■ **Assignment**: Any picture in the data below gets skipped; print all the rest exactly.

[Record extracts — start]

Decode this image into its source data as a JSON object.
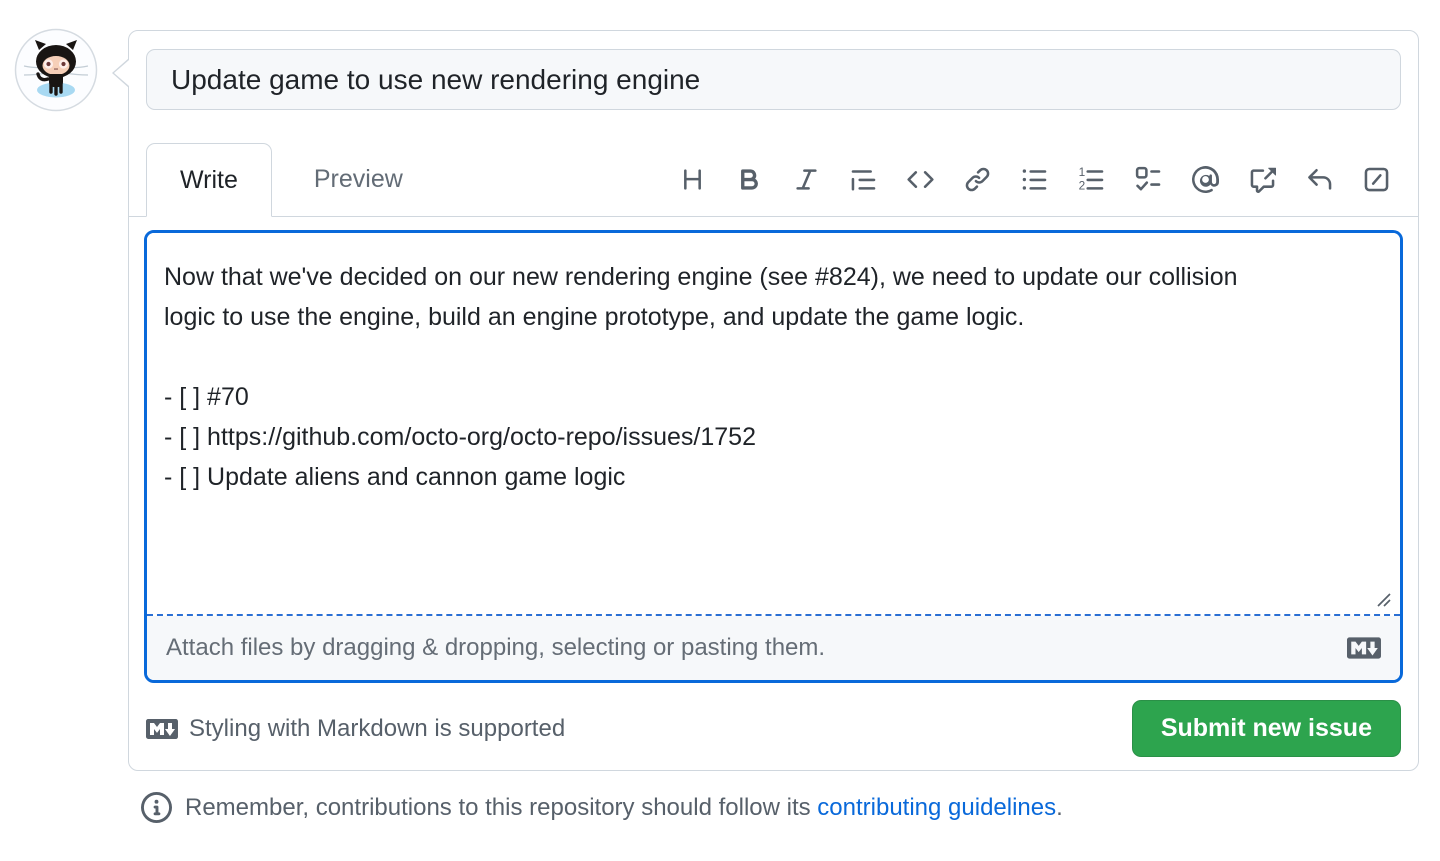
{
  "avatar": {
    "name": "octocat"
  },
  "title_field": {
    "value": "Update game to use new rendering engine"
  },
  "tabs": {
    "write": "Write",
    "preview": "Preview"
  },
  "toolbar": {
    "icons": [
      "heading",
      "bold",
      "italic",
      "quote",
      "code",
      "link",
      "unordered-list",
      "ordered-list",
      "tasklist",
      "mention",
      "cross-reference",
      "reply",
      "slash-commands"
    ]
  },
  "editor": {
    "body": "Now that we've decided on our new rendering engine (see #824), we need to update our collision\nlogic to use the engine, build an engine prototype, and update the game logic.\n\n- [ ] #70\n- [ ] https://github.com/octo-org/octo-repo/issues/1752\n- [ ] Update aliens and cannon game logic",
    "attach_hint": "Attach files by dragging & dropping, selecting or pasting them."
  },
  "actions": {
    "markdown_note": "Styling with Markdown is supported",
    "submit": "Submit new issue"
  },
  "footnote": {
    "prefix": "Remember, contributions to this repository should follow its ",
    "link": "contributing guidelines",
    "suffix": "."
  },
  "colors": {
    "focus_blue": "#0969da",
    "submit_green": "#2da44e",
    "border_gray": "#d0d7de",
    "muted_text": "#656d76",
    "body_text": "#1f2328",
    "field_bg": "#f6f8fa"
  }
}
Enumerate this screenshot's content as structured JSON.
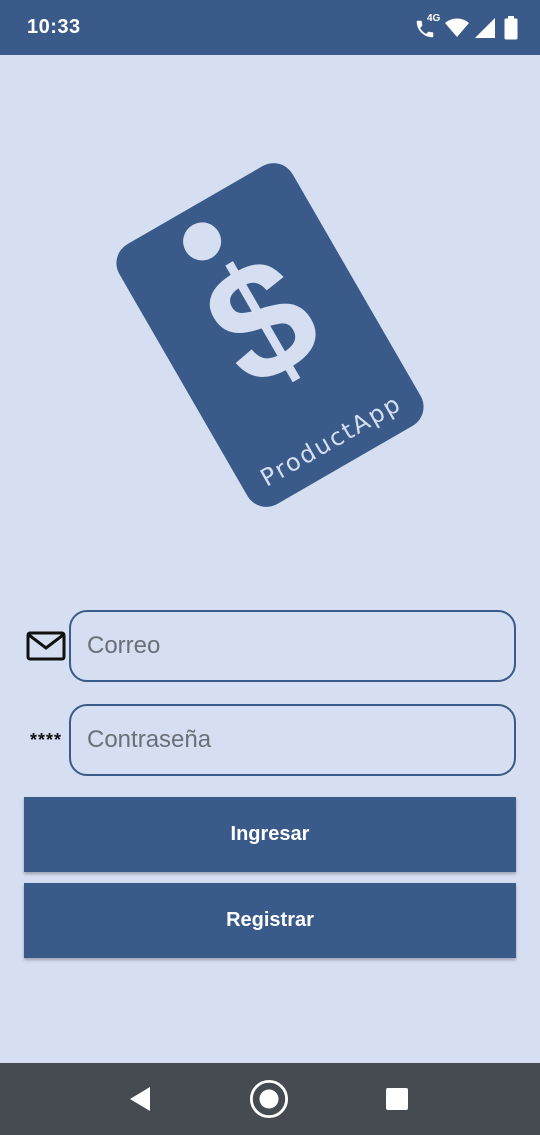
{
  "status_bar": {
    "time": "10:33",
    "network_label": "4G",
    "icons": [
      "phone-wifi-call-icon",
      "wifi-icon",
      "signal-icon",
      "battery-icon"
    ]
  },
  "logo": {
    "brand_text": "ProductApp",
    "symbol": "$",
    "tag_color": "#3a5a89",
    "symbol_color": "#d5dff1"
  },
  "form": {
    "email": {
      "icon": "mail-icon",
      "placeholder": "Correo",
      "value": ""
    },
    "password": {
      "icon_text": "****",
      "placeholder": "Contraseña",
      "value": ""
    }
  },
  "buttons": {
    "login_label": "Ingresar",
    "register_label": "Registrar"
  },
  "nav_bar": {
    "icons": [
      "back-icon",
      "home-icon",
      "recents-icon"
    ]
  },
  "colors": {
    "primary": "#3a5a89",
    "background": "#d5dff1",
    "nav": "#454b51"
  }
}
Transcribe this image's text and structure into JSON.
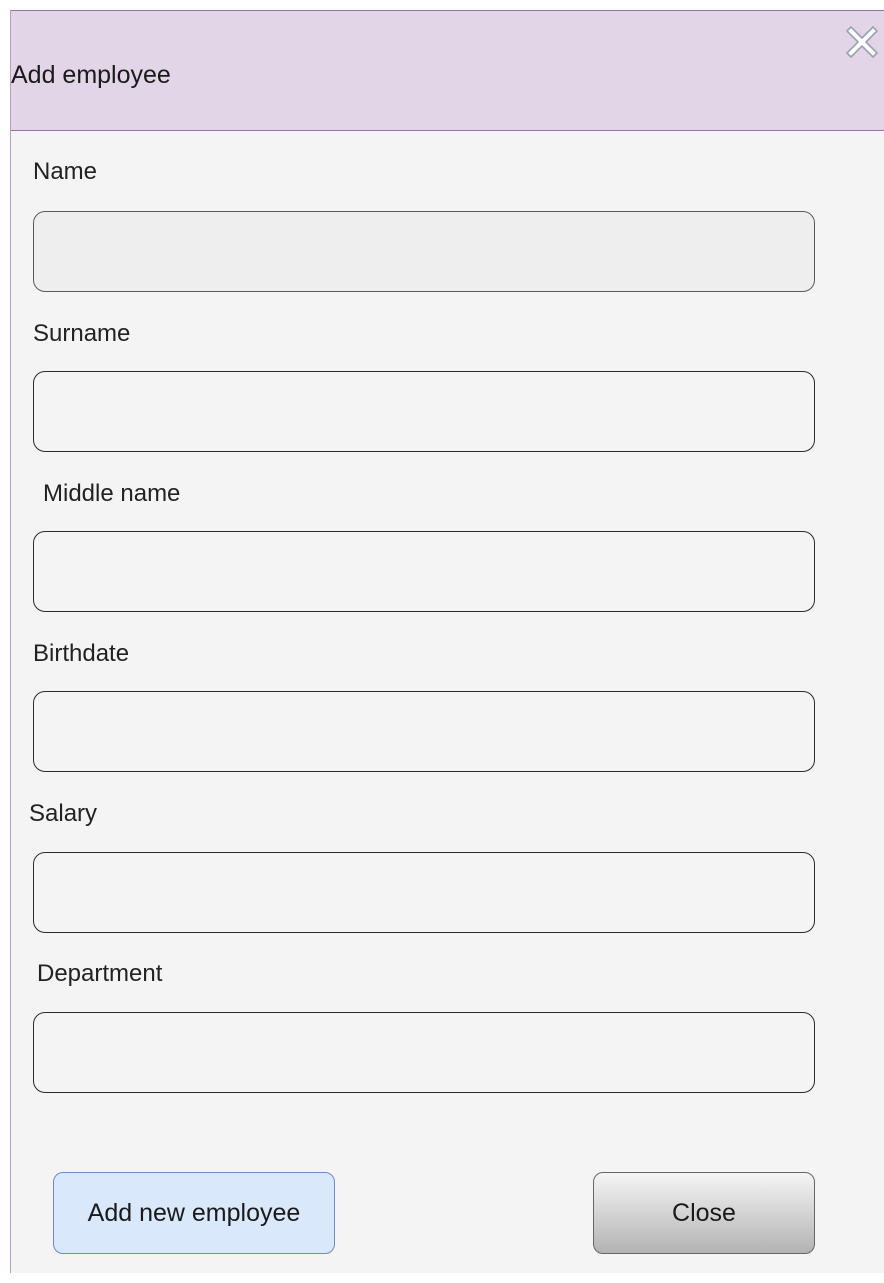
{
  "dialog": {
    "title": "Add employee"
  },
  "fields": [
    {
      "label": "Name",
      "value": "",
      "state": "disabled"
    },
    {
      "label": "Surname",
      "value": ""
    },
    {
      "label": "Middle name",
      "value": ""
    },
    {
      "label": "Birthdate",
      "value": ""
    },
    {
      "label": "Salary",
      "value": ""
    },
    {
      "label": "Department",
      "value": ""
    }
  ],
  "buttons": {
    "add_label": "Add new employee",
    "close_label": "Close"
  },
  "icons": {
    "close": "close-icon"
  },
  "colors": {
    "titlebar_bg": "#e1d5e7",
    "titlebar_border": "#9673a6",
    "add_button_bg": "#dae8fc",
    "add_button_border": "#6c8ebf"
  }
}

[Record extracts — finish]

■ **Task output**:
Decode this image into its source data as a JSON object.
{
  "avatar": {
    "name": "octocat"
  },
  "title_field": {
    "value": "Update game to use new rendering engine"
  },
  "tabs": {
    "write": "Write",
    "preview": "Preview"
  },
  "toolbar": {
    "icons": [
      "heading",
      "bold",
      "italic",
      "quote",
      "code",
      "link",
      "unordered-list",
      "ordered-list",
      "tasklist",
      "mention",
      "cross-reference",
      "reply",
      "slash-commands"
    ]
  },
  "editor": {
    "body": "Now that we've decided on our new rendering engine (see #824), we need to update our collision\nlogic to use the engine, build an engine prototype, and update the game logic.\n\n- [ ] #70\n- [ ] https://github.com/octo-org/octo-repo/issues/1752\n- [ ] Update aliens and cannon game logic",
    "attach_hint": "Attach files by dragging & dropping, selecting or pasting them."
  },
  "actions": {
    "markdown_note": "Styling with Markdown is supported",
    "submit": "Submit new issue"
  },
  "footnote": {
    "prefix": "Remember, contributions to this repository should follow its ",
    "link": "contributing guidelines",
    "suffix": "."
  },
  "colors": {
    "focus_blue": "#0969da",
    "submit_green": "#2da44e",
    "border_gray": "#d0d7de",
    "muted_text": "#656d76",
    "body_text": "#1f2328",
    "field_bg": "#f6f8fa"
  }
}
Enumerate this screenshot's content as structured JSON.
{
  "status_bar": {
    "time": "10:33",
    "network_label": "4G",
    "icons": [
      "phone-wifi-call-icon",
      "wifi-icon",
      "signal-icon",
      "battery-icon"
    ]
  },
  "logo": {
    "brand_text": "ProductApp",
    "symbol": "$",
    "tag_color": "#3a5a89",
    "symbol_color": "#d5dff1"
  },
  "form": {
    "email": {
      "icon": "mail-icon",
      "placeholder": "Correo",
      "value": ""
    },
    "password": {
      "icon_text": "****",
      "placeholder": "Contraseña",
      "value": ""
    }
  },
  "buttons": {
    "login_label": "Ingresar",
    "register_label": "Registrar"
  },
  "nav_bar": {
    "icons": [
      "back-icon",
      "home-icon",
      "recents-icon"
    ]
  },
  "colors": {
    "primary": "#3a5a89",
    "background": "#d5dff1",
    "nav": "#454b51"
  }
}
Transcribe this image's text and structure into JSON.
{
  "dialog": {
    "title": "Add employee"
  },
  "fields": [
    {
      "label": "Name",
      "value": "",
      "state": "disabled"
    },
    {
      "label": "Surname",
      "value": ""
    },
    {
      "label": "Middle name",
      "value": ""
    },
    {
      "label": "Birthdate",
      "value": ""
    },
    {
      "label": "Salary",
      "value": ""
    },
    {
      "label": "Department",
      "value": ""
    }
  ],
  "buttons": {
    "add_label": "Add new employee",
    "close_label": "Close"
  },
  "icons": {
    "close": "close-icon"
  },
  "colors": {
    "titlebar_bg": "#e1d5e7",
    "titlebar_border": "#9673a6",
    "add_button_bg": "#dae8fc",
    "add_button_border": "#6c8ebf"
  }
}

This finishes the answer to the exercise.